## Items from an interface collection
########################################
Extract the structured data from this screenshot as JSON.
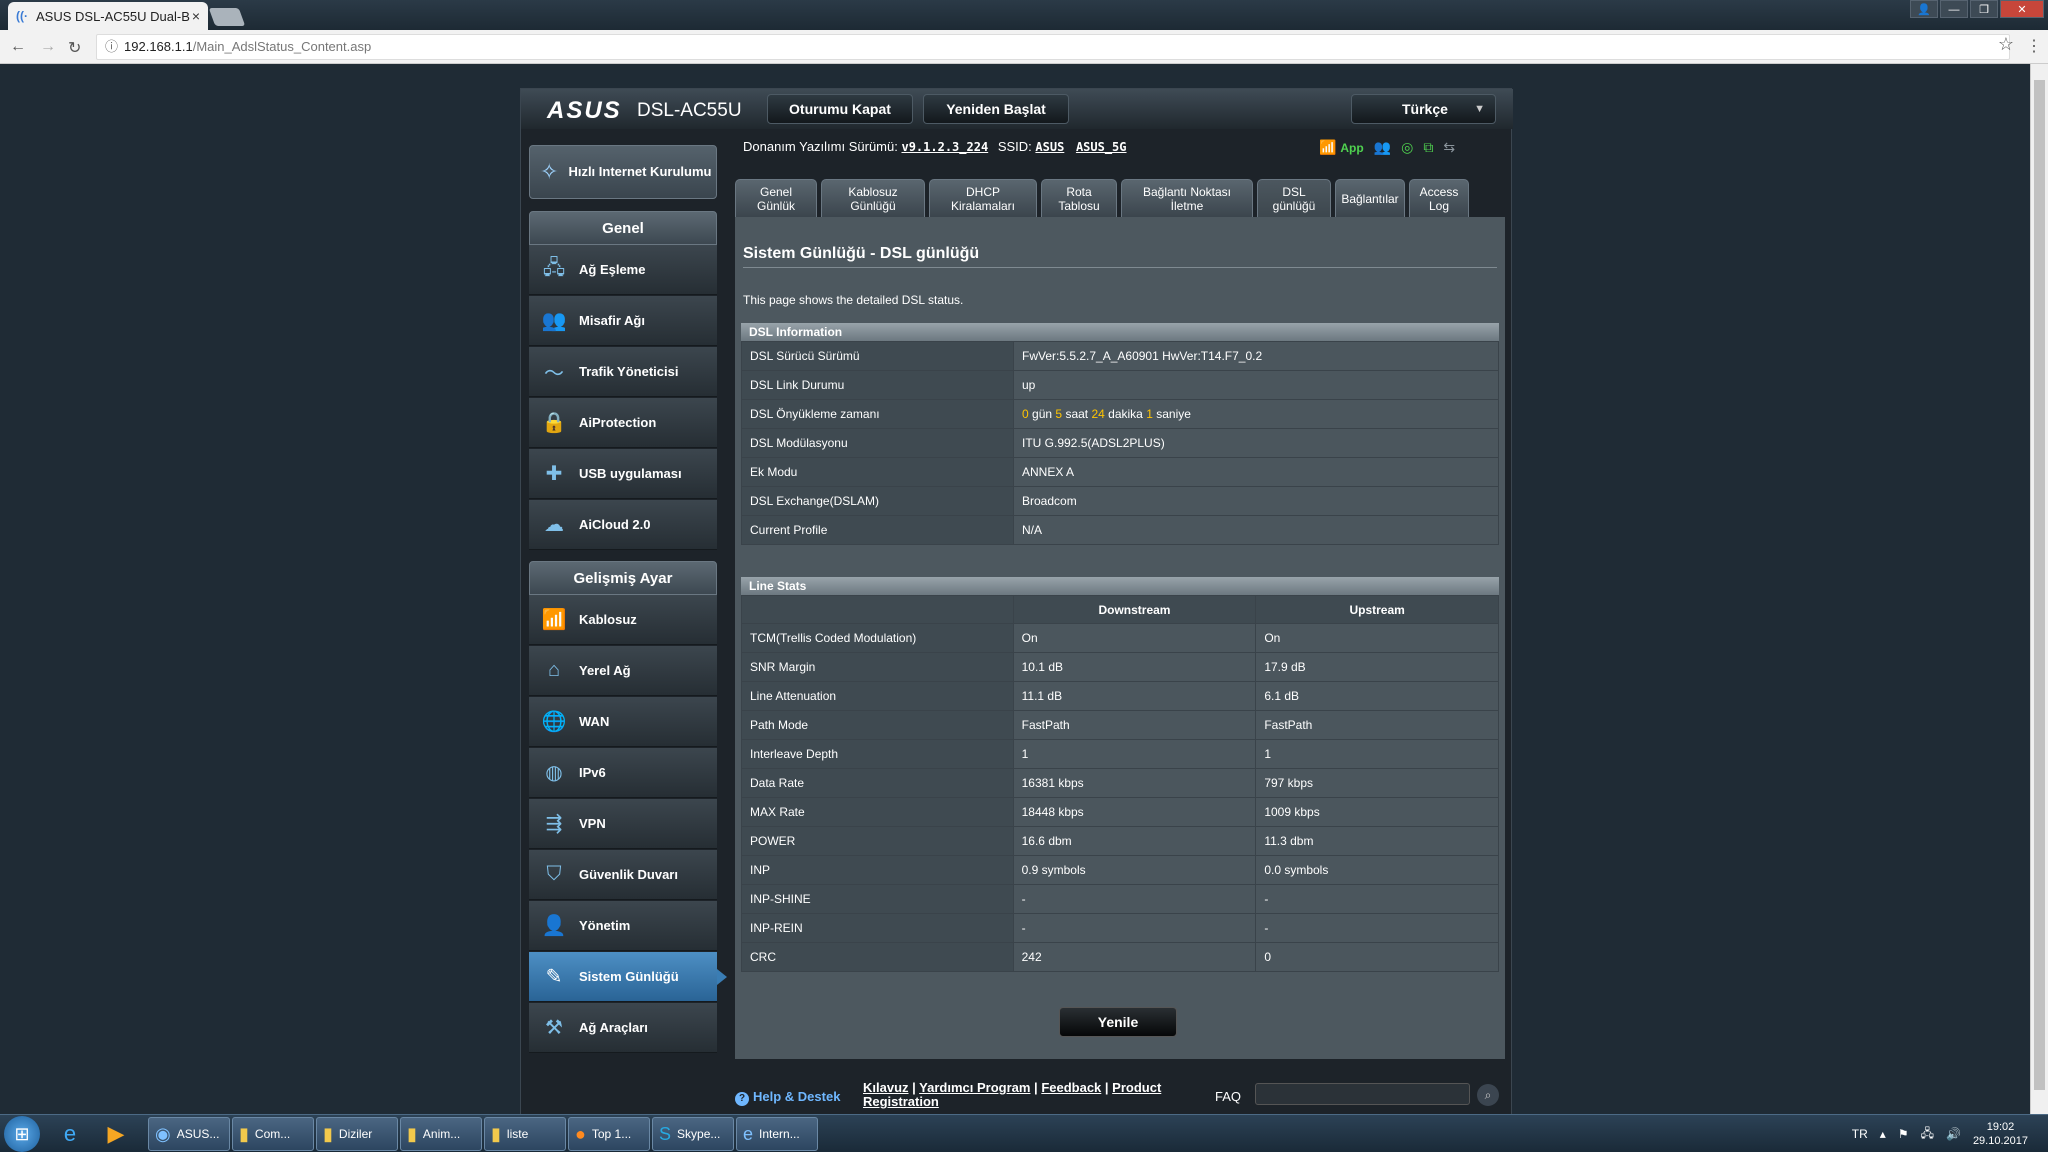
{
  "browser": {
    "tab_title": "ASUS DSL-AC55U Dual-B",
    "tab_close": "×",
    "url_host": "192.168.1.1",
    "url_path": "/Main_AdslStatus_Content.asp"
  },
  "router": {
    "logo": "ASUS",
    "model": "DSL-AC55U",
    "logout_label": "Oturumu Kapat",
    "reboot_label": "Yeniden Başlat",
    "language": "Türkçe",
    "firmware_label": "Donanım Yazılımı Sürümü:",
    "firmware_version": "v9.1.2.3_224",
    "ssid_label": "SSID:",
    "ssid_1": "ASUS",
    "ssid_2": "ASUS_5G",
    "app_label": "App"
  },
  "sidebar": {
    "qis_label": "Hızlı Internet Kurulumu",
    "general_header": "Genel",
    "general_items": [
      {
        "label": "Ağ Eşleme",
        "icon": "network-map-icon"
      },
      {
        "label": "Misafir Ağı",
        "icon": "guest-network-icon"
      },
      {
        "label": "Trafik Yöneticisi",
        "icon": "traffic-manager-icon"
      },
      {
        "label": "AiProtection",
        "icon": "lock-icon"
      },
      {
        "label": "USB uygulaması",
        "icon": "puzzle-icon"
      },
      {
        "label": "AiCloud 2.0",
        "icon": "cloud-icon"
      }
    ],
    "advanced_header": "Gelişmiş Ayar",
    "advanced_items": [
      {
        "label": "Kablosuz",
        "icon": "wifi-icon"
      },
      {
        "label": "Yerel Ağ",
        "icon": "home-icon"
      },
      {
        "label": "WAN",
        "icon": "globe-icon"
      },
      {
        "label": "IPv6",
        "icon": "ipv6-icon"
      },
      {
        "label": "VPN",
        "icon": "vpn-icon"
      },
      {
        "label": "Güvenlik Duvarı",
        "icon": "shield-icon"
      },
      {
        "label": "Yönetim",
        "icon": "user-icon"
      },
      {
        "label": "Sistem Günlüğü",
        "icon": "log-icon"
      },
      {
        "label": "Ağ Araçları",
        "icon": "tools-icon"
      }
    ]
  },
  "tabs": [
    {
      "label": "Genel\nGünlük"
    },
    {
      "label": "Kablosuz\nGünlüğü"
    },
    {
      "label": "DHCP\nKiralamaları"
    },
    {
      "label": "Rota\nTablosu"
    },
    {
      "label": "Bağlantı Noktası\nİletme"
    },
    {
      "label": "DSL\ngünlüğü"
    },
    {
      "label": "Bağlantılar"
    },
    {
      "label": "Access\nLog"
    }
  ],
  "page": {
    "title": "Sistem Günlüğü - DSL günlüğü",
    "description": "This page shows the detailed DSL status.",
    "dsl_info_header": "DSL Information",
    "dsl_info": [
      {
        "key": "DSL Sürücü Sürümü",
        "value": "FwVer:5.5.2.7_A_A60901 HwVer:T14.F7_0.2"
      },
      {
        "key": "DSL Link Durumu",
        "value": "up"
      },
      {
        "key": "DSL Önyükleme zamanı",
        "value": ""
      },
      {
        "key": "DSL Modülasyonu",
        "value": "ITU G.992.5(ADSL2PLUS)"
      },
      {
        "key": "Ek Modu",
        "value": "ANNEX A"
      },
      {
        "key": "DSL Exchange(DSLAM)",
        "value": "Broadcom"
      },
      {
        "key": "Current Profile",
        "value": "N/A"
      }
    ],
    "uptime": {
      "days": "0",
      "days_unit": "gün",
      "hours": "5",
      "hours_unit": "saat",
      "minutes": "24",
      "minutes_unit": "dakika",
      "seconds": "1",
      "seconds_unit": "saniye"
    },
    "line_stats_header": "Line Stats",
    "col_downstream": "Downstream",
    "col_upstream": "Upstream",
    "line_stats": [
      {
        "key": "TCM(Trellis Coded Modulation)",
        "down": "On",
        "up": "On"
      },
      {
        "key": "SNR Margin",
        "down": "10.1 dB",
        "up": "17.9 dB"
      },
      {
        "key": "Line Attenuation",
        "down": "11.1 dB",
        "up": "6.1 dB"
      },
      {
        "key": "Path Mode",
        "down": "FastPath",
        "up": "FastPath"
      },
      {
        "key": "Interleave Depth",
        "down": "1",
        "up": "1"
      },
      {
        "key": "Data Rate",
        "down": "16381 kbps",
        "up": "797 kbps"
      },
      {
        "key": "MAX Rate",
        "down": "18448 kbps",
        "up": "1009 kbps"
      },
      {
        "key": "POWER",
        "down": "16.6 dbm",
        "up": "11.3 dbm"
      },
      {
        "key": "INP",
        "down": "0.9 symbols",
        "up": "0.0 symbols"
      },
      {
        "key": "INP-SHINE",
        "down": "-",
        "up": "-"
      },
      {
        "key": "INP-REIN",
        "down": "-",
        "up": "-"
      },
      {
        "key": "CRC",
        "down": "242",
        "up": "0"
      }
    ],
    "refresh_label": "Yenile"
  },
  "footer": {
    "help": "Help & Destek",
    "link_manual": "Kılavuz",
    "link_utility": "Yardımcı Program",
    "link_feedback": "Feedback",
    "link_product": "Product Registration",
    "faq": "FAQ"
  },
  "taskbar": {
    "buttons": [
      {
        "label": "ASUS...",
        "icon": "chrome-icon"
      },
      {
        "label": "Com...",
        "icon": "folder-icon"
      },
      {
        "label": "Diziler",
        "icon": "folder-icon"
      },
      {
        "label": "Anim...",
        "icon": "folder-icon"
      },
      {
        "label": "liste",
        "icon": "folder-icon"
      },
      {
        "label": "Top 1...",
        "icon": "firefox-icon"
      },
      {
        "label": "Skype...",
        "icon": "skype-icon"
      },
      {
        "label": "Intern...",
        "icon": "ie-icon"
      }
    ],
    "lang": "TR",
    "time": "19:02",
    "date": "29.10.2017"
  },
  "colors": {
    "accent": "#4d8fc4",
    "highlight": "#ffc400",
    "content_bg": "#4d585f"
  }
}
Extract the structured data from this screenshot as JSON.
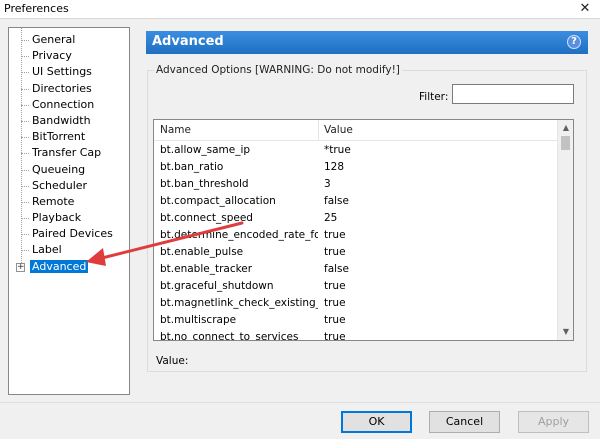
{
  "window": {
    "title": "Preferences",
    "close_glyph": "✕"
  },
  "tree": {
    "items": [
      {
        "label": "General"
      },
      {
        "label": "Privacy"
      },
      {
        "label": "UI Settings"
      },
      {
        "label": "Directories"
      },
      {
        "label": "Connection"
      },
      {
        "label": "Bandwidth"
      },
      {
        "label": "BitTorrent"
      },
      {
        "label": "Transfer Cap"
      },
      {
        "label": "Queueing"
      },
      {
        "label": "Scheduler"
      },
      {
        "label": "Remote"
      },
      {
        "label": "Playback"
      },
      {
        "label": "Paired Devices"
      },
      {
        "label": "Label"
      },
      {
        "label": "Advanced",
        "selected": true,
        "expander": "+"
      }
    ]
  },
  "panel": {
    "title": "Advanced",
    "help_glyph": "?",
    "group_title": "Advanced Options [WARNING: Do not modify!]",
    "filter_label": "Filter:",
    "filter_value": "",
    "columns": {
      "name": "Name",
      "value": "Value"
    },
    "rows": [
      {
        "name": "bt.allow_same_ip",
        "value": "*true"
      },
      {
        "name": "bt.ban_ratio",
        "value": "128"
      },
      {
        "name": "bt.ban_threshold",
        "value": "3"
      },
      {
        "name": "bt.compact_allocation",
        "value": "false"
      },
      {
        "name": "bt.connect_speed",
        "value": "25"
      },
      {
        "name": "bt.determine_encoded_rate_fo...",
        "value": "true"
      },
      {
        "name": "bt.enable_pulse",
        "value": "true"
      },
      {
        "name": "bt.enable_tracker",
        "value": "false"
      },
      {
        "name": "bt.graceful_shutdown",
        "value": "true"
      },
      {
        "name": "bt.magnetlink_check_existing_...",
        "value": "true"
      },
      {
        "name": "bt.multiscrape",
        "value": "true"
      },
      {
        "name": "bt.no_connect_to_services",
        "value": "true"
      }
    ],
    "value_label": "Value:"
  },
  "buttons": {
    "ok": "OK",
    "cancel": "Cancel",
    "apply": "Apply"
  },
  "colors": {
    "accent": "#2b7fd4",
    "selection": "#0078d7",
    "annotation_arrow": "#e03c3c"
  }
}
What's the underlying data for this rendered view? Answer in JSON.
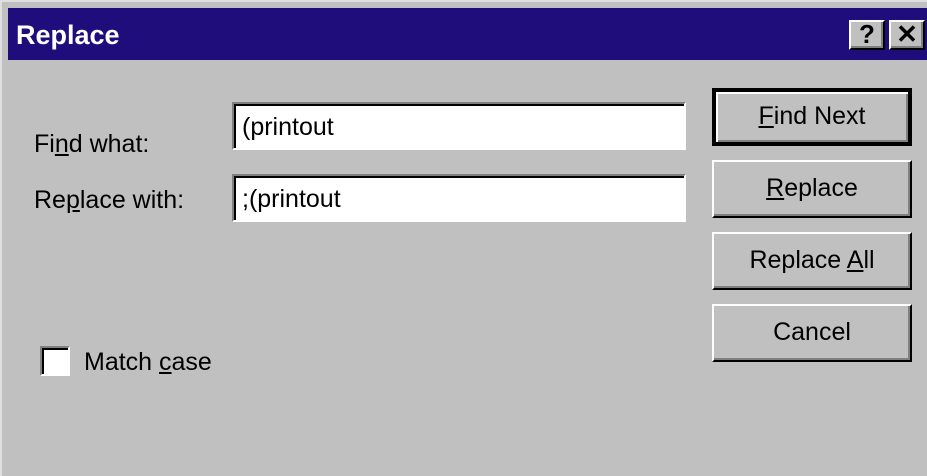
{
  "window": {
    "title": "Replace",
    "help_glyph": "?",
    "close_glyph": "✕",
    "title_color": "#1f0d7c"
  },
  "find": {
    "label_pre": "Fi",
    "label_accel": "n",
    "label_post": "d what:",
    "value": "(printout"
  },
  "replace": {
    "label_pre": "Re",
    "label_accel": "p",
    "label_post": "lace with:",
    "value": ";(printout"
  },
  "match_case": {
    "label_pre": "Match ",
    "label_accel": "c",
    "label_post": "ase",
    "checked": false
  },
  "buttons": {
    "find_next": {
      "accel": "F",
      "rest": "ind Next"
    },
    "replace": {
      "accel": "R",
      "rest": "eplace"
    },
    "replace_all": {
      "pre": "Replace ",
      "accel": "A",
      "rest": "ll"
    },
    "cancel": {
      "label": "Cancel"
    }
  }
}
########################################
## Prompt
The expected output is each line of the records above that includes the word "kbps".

## Response to this task
        "down": "16381 kbps",
        "up": "797 kbps"
        "down": "18448 kbps",
        "up": "1009 kbps"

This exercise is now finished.